# Task requirements
Return all the data exactly, keeping the pictures out.

# Data under study
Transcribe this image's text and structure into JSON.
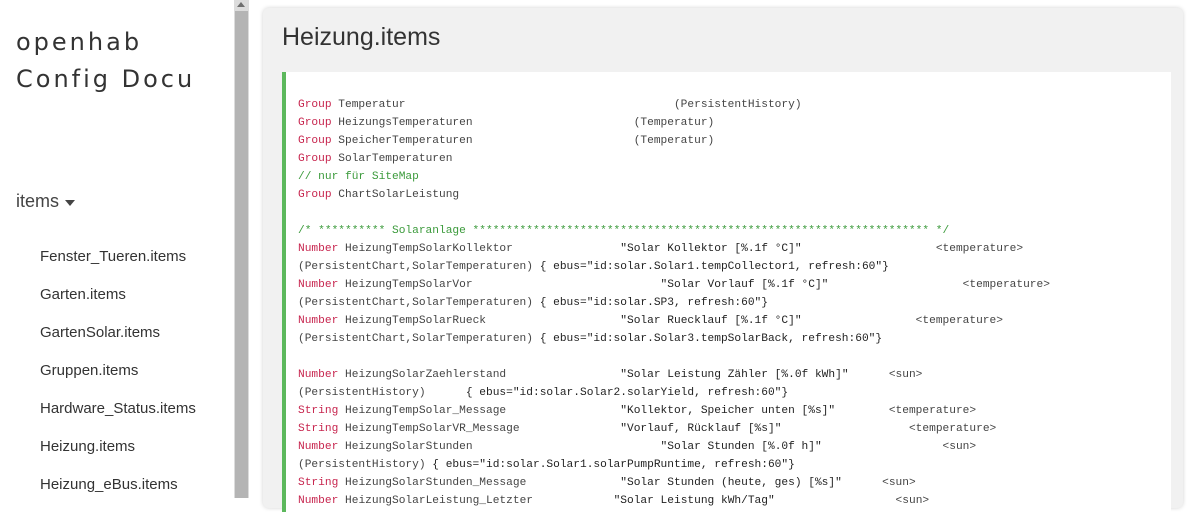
{
  "brand": {
    "line1": "openhab",
    "line2": "Config Docu"
  },
  "sidebar": {
    "section_label": "items",
    "items": [
      "Fenster_Tueren.items",
      "Garten.items",
      "GartenSolar.items",
      "Gruppen.items",
      "Hardware_Status.items",
      "Heizung.items",
      "Heizung_eBus.items"
    ]
  },
  "page": {
    "title": "Heizung.items"
  },
  "code": {
    "lines": [
      [
        {
          "t": "kw",
          "v": "Group"
        },
        {
          "t": "id",
          "v": " Temperatur                                        (PersistentHistory)"
        }
      ],
      [
        {
          "t": "kw",
          "v": "Group"
        },
        {
          "t": "id",
          "v": " HeizungsTemperaturen                        (Temperatur)"
        }
      ],
      [
        {
          "t": "kw",
          "v": "Group"
        },
        {
          "t": "id",
          "v": " SpeicherTemperaturen                        (Temperatur)"
        }
      ],
      [
        {
          "t": "kw",
          "v": "Group"
        },
        {
          "t": "id",
          "v": " SolarTemperaturen"
        }
      ],
      [
        {
          "t": "cm",
          "v": "// nur für SiteMap"
        }
      ],
      [
        {
          "t": "kw",
          "v": "Group"
        },
        {
          "t": "id",
          "v": " ChartSolarLeistung"
        }
      ],
      [],
      [
        {
          "t": "cm",
          "v": "/* ********** Solaranlage ******************************************************************** */"
        }
      ],
      [
        {
          "t": "kw",
          "v": "Number"
        },
        {
          "t": "id",
          "v": " HeizungTempSolarKollektor"
        },
        {
          "t": "str",
          "v": "                \"Solar Kollektor [%.1f °C]\"                    "
        },
        {
          "t": "id",
          "v": "<temperature>"
        }
      ],
      [
        {
          "t": "id",
          "v": "(PersistentChart,SolarTemperaturen)"
        },
        {
          "t": "str",
          "v": " { ebus=\"id:solar.Solar1.tempCollector1, refresh:60\"}"
        }
      ],
      [
        {
          "t": "kw",
          "v": "Number"
        },
        {
          "t": "id",
          "v": " HeizungTempSolarVor"
        },
        {
          "t": "str",
          "v": "                            \"Solar Vorlauf [%.1f °C]\"                    "
        },
        {
          "t": "id",
          "v": "<temperature>"
        }
      ],
      [
        {
          "t": "id",
          "v": "(PersistentChart,SolarTemperaturen)"
        },
        {
          "t": "str",
          "v": " { ebus=\"id:solar.SP3, refresh:60\"}"
        }
      ],
      [
        {
          "t": "kw",
          "v": "Number"
        },
        {
          "t": "id",
          "v": " HeizungTempSolarRueck"
        },
        {
          "t": "str",
          "v": "                    \"Solar Ruecklauf [%.1f °C]\"                 "
        },
        {
          "t": "id",
          "v": "<temperature>"
        }
      ],
      [
        {
          "t": "id",
          "v": "(PersistentChart,SolarTemperaturen)"
        },
        {
          "t": "str",
          "v": " { ebus=\"id:solar.Solar3.tempSolarBack, refresh:60\"}"
        }
      ],
      [],
      [
        {
          "t": "kw",
          "v": "Number"
        },
        {
          "t": "id",
          "v": " HeizungSolarZaehlerstand"
        },
        {
          "t": "str",
          "v": "                 \"Solar Leistung Zähler [%.0f kWh]\"      "
        },
        {
          "t": "id",
          "v": "<sun>"
        }
      ],
      [
        {
          "t": "id",
          "v": "(PersistentHistory)"
        },
        {
          "t": "str",
          "v": "      { ebus=\"id:solar.Solar2.solarYield, refresh:60\"}"
        }
      ],
      [
        {
          "t": "kw",
          "v": "String"
        },
        {
          "t": "id",
          "v": " HeizungTempSolar_Message"
        },
        {
          "t": "str",
          "v": "                 \"Kollektor, Speicher unten [%s]\"        "
        },
        {
          "t": "id",
          "v": "<temperature>"
        }
      ],
      [
        {
          "t": "kw",
          "v": "String"
        },
        {
          "t": "id",
          "v": " HeizungTempSolarVR_Message"
        },
        {
          "t": "str",
          "v": "               \"Vorlauf, Rücklauf [%s]\"                   "
        },
        {
          "t": "id",
          "v": "<temperature>"
        }
      ],
      [
        {
          "t": "kw",
          "v": "Number"
        },
        {
          "t": "id",
          "v": " HeizungSolarStunden"
        },
        {
          "t": "str",
          "v": "                            \"Solar Stunden [%.0f h]\"                  "
        },
        {
          "t": "id",
          "v": "<sun>"
        }
      ],
      [
        {
          "t": "id",
          "v": "(PersistentHistory)"
        },
        {
          "t": "str",
          "v": " { ebus=\"id:solar.Solar1.solarPumpRuntime, refresh:60\"}"
        }
      ],
      [
        {
          "t": "kw",
          "v": "String"
        },
        {
          "t": "id",
          "v": " HeizungSolarStunden_Message"
        },
        {
          "t": "str",
          "v": "              \"Solar Stunden (heute, ges) [%s]\"      "
        },
        {
          "t": "id",
          "v": "<sun>"
        }
      ],
      [
        {
          "t": "kw",
          "v": "Number"
        },
        {
          "t": "id",
          "v": " HeizungSolarLeistung_Letzter"
        },
        {
          "t": "str",
          "v": "            \"Solar Leistung kWh/Tag\"                  "
        },
        {
          "t": "id",
          "v": "<sun>"
        }
      ]
    ]
  }
}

# Answer
Transcribe this image's text and structure into JSON.
{
  "brand": {
    "line1": "openhab",
    "line2": "Config Docu"
  },
  "sidebar": {
    "section_label": "items",
    "items": [
      "Fenster_Tueren.items",
      "Garten.items",
      "GartenSolar.items",
      "Gruppen.items",
      "Hardware_Status.items",
      "Heizung.items",
      "Heizung_eBus.items"
    ]
  },
  "page": {
    "title": "Heizung.items"
  },
  "code": {
    "lines": [
      [
        {
          "t": "kw",
          "v": "Group"
        },
        {
          "t": "id",
          "v": " Temperatur                                        (PersistentHistory)"
        }
      ],
      [
        {
          "t": "kw",
          "v": "Group"
        },
        {
          "t": "id",
          "v": " HeizungsTemperaturen                        (Temperatur)"
        }
      ],
      [
        {
          "t": "kw",
          "v": "Group"
        },
        {
          "t": "id",
          "v": " SpeicherTemperaturen                        (Temperatur)"
        }
      ],
      [
        {
          "t": "kw",
          "v": "Group"
        },
        {
          "t": "id",
          "v": " SolarTemperaturen"
        }
      ],
      [
        {
          "t": "cm",
          "v": "// nur für SiteMap"
        }
      ],
      [
        {
          "t": "kw",
          "v": "Group"
        },
        {
          "t": "id",
          "v": " ChartSolarLeistung"
        }
      ],
      [],
      [
        {
          "t": "cm",
          "v": "/* ********** Solaranlage ******************************************************************** */"
        }
      ],
      [
        {
          "t": "kw",
          "v": "Number"
        },
        {
          "t": "id",
          "v": " HeizungTempSolarKollektor"
        },
        {
          "t": "str",
          "v": "                \"Solar Kollektor [%.1f °C]\"                    "
        },
        {
          "t": "id",
          "v": "<temperature>"
        }
      ],
      [
        {
          "t": "id",
          "v": "(PersistentChart,SolarTemperaturen)"
        },
        {
          "t": "str",
          "v": " { ebus=\"id:solar.Solar1.tempCollector1, refresh:60\"}"
        }
      ],
      [
        {
          "t": "kw",
          "v": "Number"
        },
        {
          "t": "id",
          "v": " HeizungTempSolarVor"
        },
        {
          "t": "str",
          "v": "                            \"Solar Vorlauf [%.1f °C]\"                    "
        },
        {
          "t": "id",
          "v": "<temperature>"
        }
      ],
      [
        {
          "t": "id",
          "v": "(PersistentChart,SolarTemperaturen)"
        },
        {
          "t": "str",
          "v": " { ebus=\"id:solar.SP3, refresh:60\"}"
        }
      ],
      [
        {
          "t": "kw",
          "v": "Number"
        },
        {
          "t": "id",
          "v": " HeizungTempSolarRueck"
        },
        {
          "t": "str",
          "v": "                    \"Solar Ruecklauf [%.1f °C]\"                 "
        },
        {
          "t": "id",
          "v": "<temperature>"
        }
      ],
      [
        {
          "t": "id",
          "v": "(PersistentChart,SolarTemperaturen)"
        },
        {
          "t": "str",
          "v": " { ebus=\"id:solar.Solar3.tempSolarBack, refresh:60\"}"
        }
      ],
      [],
      [
        {
          "t": "kw",
          "v": "Number"
        },
        {
          "t": "id",
          "v": " HeizungSolarZaehlerstand"
        },
        {
          "t": "str",
          "v": "                 \"Solar Leistung Zähler [%.0f kWh]\"      "
        },
        {
          "t": "id",
          "v": "<sun>"
        }
      ],
      [
        {
          "t": "id",
          "v": "(PersistentHistory)"
        },
        {
          "t": "str",
          "v": "      { ebus=\"id:solar.Solar2.solarYield, refresh:60\"}"
        }
      ],
      [
        {
          "t": "kw",
          "v": "String"
        },
        {
          "t": "id",
          "v": " HeizungTempSolar_Message"
        },
        {
          "t": "str",
          "v": "                 \"Kollektor, Speicher unten [%s]\"        "
        },
        {
          "t": "id",
          "v": "<temperature>"
        }
      ],
      [
        {
          "t": "kw",
          "v": "String"
        },
        {
          "t": "id",
          "v": " HeizungTempSolarVR_Message"
        },
        {
          "t": "str",
          "v": "               \"Vorlauf, Rücklauf [%s]\"                   "
        },
        {
          "t": "id",
          "v": "<temperature>"
        }
      ],
      [
        {
          "t": "kw",
          "v": "Number"
        },
        {
          "t": "id",
          "v": " HeizungSolarStunden"
        },
        {
          "t": "str",
          "v": "                            \"Solar Stunden [%.0f h]\"                  "
        },
        {
          "t": "id",
          "v": "<sun>"
        }
      ],
      [
        {
          "t": "id",
          "v": "(PersistentHistory)"
        },
        {
          "t": "str",
          "v": " { ebus=\"id:solar.Solar1.solarPumpRuntime, refresh:60\"}"
        }
      ],
      [
        {
          "t": "kw",
          "v": "String"
        },
        {
          "t": "id",
          "v": " HeizungSolarStunden_Message"
        },
        {
          "t": "str",
          "v": "              \"Solar Stunden (heute, ges) [%s]\"      "
        },
        {
          "t": "id",
          "v": "<sun>"
        }
      ],
      [
        {
          "t": "kw",
          "v": "Number"
        },
        {
          "t": "id",
          "v": " HeizungSolarLeistung_Letzter"
        },
        {
          "t": "str",
          "v": "            \"Solar Leistung kWh/Tag\"                  "
        },
        {
          "t": "id",
          "v": "<sun>"
        }
      ]
    ]
  }
}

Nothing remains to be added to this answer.